BEGIN
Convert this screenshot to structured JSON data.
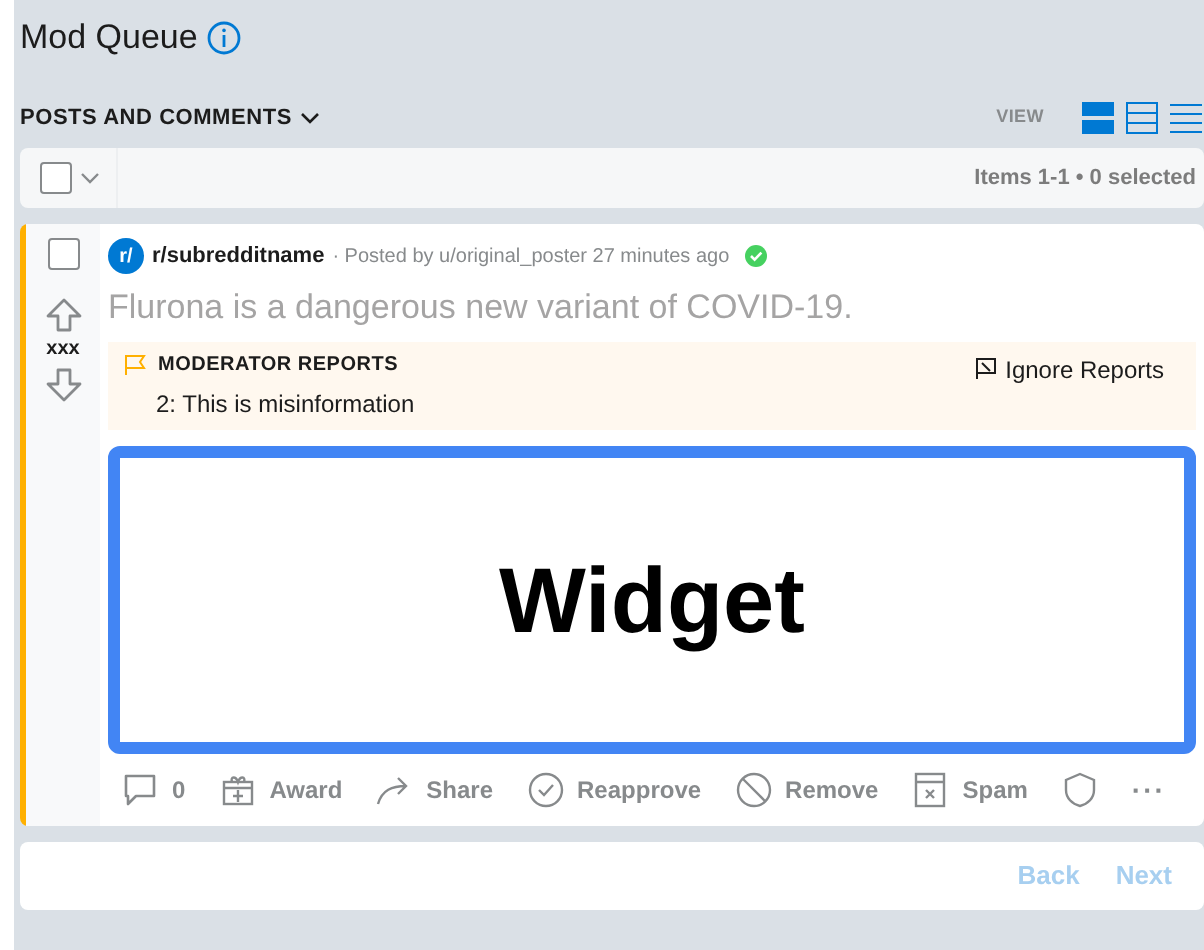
{
  "header": {
    "title": "Mod Queue"
  },
  "filter": {
    "label": "POSTS AND COMMENTS"
  },
  "view": {
    "label": "VIEW",
    "modes": [
      {
        "kind": "card",
        "selected": true
      },
      {
        "kind": "classic",
        "selected": false
      },
      {
        "kind": "compact",
        "selected": false
      }
    ]
  },
  "toolbar": {
    "select_all_checked": false,
    "count": "Items 1-1 • 0 selected"
  },
  "posts": [
    {
      "checked": false,
      "votes": "xxx",
      "subreddit_icon": "r/",
      "subreddit": "r/subredditname",
      "meta": "· Posted by u/original_poster 27 minutes ago",
      "approved": true,
      "title": "Flurona is a dangerous new variant of COVID-19.",
      "reports": {
        "heading": "MODERATOR REPORTS",
        "items": [
          "2: This is misinformation"
        ],
        "ignore_label": "Ignore Reports"
      },
      "widget": "Widget",
      "actions": [
        {
          "kind": "comments",
          "label": "0"
        },
        {
          "kind": "award",
          "label": "Award"
        },
        {
          "kind": "share",
          "label": "Share"
        },
        {
          "kind": "reapprove",
          "label": "Reapprove"
        },
        {
          "kind": "remove",
          "label": "Remove"
        },
        {
          "kind": "spam",
          "label": "Spam"
        },
        {
          "kind": "shield"
        },
        {
          "kind": "more",
          "label": "···"
        }
      ]
    }
  ],
  "pagination": [
    {
      "label": "Back",
      "disabled": true
    },
    {
      "label": "Next",
      "disabled": true
    }
  ]
}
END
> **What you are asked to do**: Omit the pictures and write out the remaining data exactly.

> **Expected output**:
Convert this screenshot to structured JSON data.
{
  "header": {
    "title": "Mod Queue"
  },
  "filter": {
    "label": "POSTS AND COMMENTS"
  },
  "view": {
    "label": "VIEW",
    "modes": [
      {
        "kind": "card",
        "selected": true
      },
      {
        "kind": "classic",
        "selected": false
      },
      {
        "kind": "compact",
        "selected": false
      }
    ]
  },
  "toolbar": {
    "select_all_checked": false,
    "count": "Items 1-1 • 0 selected"
  },
  "posts": [
    {
      "checked": false,
      "votes": "xxx",
      "subreddit_icon": "r/",
      "subreddit": "r/subredditname",
      "meta": "· Posted by u/original_poster 27 minutes ago",
      "approved": true,
      "title": "Flurona is a dangerous new variant of COVID-19.",
      "reports": {
        "heading": "MODERATOR REPORTS",
        "items": [
          "2: This is misinformation"
        ],
        "ignore_label": "Ignore Reports"
      },
      "widget": "Widget",
      "actions": [
        {
          "kind": "comments",
          "label": "0"
        },
        {
          "kind": "award",
          "label": "Award"
        },
        {
          "kind": "share",
          "label": "Share"
        },
        {
          "kind": "reapprove",
          "label": "Reapprove"
        },
        {
          "kind": "remove",
          "label": "Remove"
        },
        {
          "kind": "spam",
          "label": "Spam"
        },
        {
          "kind": "shield"
        },
        {
          "kind": "more",
          "label": "···"
        }
      ]
    }
  ],
  "pagination": [
    {
      "label": "Back",
      "disabled": true
    },
    {
      "label": "Next",
      "disabled": true
    }
  ]
}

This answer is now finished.